START PROVIDED INFORMATION
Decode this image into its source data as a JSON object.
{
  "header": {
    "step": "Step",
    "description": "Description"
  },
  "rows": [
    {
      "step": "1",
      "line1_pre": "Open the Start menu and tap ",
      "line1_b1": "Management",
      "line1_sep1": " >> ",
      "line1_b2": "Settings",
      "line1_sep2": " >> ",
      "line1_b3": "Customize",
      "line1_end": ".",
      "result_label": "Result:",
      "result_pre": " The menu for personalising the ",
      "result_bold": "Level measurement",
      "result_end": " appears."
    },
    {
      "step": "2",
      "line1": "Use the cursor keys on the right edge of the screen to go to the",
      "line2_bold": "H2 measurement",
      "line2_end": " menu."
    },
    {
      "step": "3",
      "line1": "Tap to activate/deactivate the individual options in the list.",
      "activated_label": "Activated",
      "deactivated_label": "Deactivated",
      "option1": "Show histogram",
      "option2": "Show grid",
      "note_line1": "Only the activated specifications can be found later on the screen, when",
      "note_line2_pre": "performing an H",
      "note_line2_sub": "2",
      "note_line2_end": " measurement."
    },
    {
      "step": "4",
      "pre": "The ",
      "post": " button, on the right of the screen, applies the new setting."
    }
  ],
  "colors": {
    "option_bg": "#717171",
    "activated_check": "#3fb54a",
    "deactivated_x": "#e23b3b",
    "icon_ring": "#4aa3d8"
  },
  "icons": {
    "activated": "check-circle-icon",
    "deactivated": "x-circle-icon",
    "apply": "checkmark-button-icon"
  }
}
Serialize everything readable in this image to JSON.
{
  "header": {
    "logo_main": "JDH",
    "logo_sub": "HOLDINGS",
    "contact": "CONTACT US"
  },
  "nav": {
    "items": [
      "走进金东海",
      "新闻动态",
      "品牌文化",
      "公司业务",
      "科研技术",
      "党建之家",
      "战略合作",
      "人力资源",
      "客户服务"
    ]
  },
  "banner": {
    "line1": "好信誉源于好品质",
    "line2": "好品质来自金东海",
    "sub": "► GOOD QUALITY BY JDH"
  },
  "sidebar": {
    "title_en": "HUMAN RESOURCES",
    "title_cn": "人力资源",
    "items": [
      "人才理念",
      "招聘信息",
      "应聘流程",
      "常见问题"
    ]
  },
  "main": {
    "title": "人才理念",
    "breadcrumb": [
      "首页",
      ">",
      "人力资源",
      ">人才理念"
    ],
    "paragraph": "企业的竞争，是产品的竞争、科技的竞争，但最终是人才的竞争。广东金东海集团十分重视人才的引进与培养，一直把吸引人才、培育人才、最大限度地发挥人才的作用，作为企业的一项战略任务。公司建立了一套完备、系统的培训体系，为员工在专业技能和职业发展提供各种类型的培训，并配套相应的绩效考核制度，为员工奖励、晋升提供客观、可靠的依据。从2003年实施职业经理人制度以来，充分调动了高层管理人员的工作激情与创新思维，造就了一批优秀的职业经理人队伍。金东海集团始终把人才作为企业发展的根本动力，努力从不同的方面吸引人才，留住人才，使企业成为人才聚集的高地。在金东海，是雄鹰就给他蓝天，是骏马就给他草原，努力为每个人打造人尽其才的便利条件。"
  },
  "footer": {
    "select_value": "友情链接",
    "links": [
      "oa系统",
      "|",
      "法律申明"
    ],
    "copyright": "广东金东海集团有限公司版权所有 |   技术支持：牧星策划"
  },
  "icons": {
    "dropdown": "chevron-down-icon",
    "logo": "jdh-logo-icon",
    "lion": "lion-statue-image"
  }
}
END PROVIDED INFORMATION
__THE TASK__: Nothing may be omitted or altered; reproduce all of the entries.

__RESPONSE BELOW__:
Decode this image into its source data as a JSON object.
{
  "header": {
    "step": "Step",
    "description": "Description"
  },
  "rows": [
    {
      "step": "1",
      "line1_pre": "Open the Start menu and tap ",
      "line1_b1": "Management",
      "line1_sep1": " >> ",
      "line1_b2": "Settings",
      "line1_sep2": " >> ",
      "line1_b3": "Customize",
      "line1_end": ".",
      "result_label": "Result:",
      "result_pre": " The menu for personalising the ",
      "result_bold": "Level measurement",
      "result_end": " appears."
    },
    {
      "step": "2",
      "line1": "Use the cursor keys on the right edge of the screen to go to the",
      "line2_bold": "H2 measurement",
      "line2_end": " menu."
    },
    {
      "step": "3",
      "line1": "Tap to activate/deactivate the individual options in the list.",
      "activated_label": "Activated",
      "deactivated_label": "Deactivated",
      "option1": "Show histogram",
      "option2": "Show grid",
      "note_line1": "Only the activated specifications can be found later on the screen, when",
      "note_line2_pre": "performing an H",
      "note_line2_sub": "2",
      "note_line2_end": " measurement."
    },
    {
      "step": "4",
      "pre": "The ",
      "post": " button, on the right of the screen, applies the new setting."
    }
  ],
  "colors": {
    "option_bg": "#717171",
    "activated_check": "#3fb54a",
    "deactivated_x": "#e23b3b",
    "icon_ring": "#4aa3d8"
  },
  "icons": {
    "activated": "check-circle-icon",
    "deactivated": "x-circle-icon",
    "apply": "checkmark-button-icon"
  }
}
Serialize everything readable in this image to JSON.
{
  "header": {
    "logo_main": "JDH",
    "logo_sub": "HOLDINGS",
    "contact": "CONTACT US"
  },
  "nav": {
    "items": [
      "走进金东海",
      "新闻动态",
      "品牌文化",
      "公司业务",
      "科研技术",
      "党建之家",
      "战略合作",
      "人力资源",
      "客户服务"
    ]
  },
  "banner": {
    "line1": "好信誉源于好品质",
    "line2": "好品质来自金东海",
    "sub": "► GOOD QUALITY BY JDH"
  },
  "sidebar": {
    "title_en": "HUMAN RESOURCES",
    "title_cn": "人力资源",
    "items": [
      "人才理念",
      "招聘信息",
      "应聘流程",
      "常见问题"
    ]
  },
  "main": {
    "title": "人才理念",
    "breadcrumb": [
      "首页",
      ">",
      "人力资源",
      ">人才理念"
    ],
    "paragraph": "企业的竞争，是产品的竞争、科技的竞争，但最终是人才的竞争。广东金东海集团十分重视人才的引进与培养，一直把吸引人才、培育人才、最大限度地发挥人才的作用，作为企业的一项战略任务。公司建立了一套完备、系统的培训体系，为员工在专业技能和职业发展提供各种类型的培训，并配套相应的绩效考核制度，为员工奖励、晋升提供客观、可靠的依据。从2003年实施职业经理人制度以来，充分调动了高层管理人员的工作激情与创新思维，造就了一批优秀的职业经理人队伍。金东海集团始终把人才作为企业发展的根本动力，努力从不同的方面吸引人才，留住人才，使企业成为人才聚集的高地。在金东海，是雄鹰就给他蓝天，是骏马就给他草原，努力为每个人打造人尽其才的便利条件。"
  },
  "footer": {
    "select_value": "友情链接",
    "links": [
      "oa系统",
      "|",
      "法律申明"
    ],
    "copyright": "广东金东海集团有限公司版权所有 |   技术支持：牧星策划"
  },
  "icons": {
    "dropdown": "chevron-down-icon",
    "logo": "jdh-logo-icon",
    "lion": "lion-statue-image"
  }
}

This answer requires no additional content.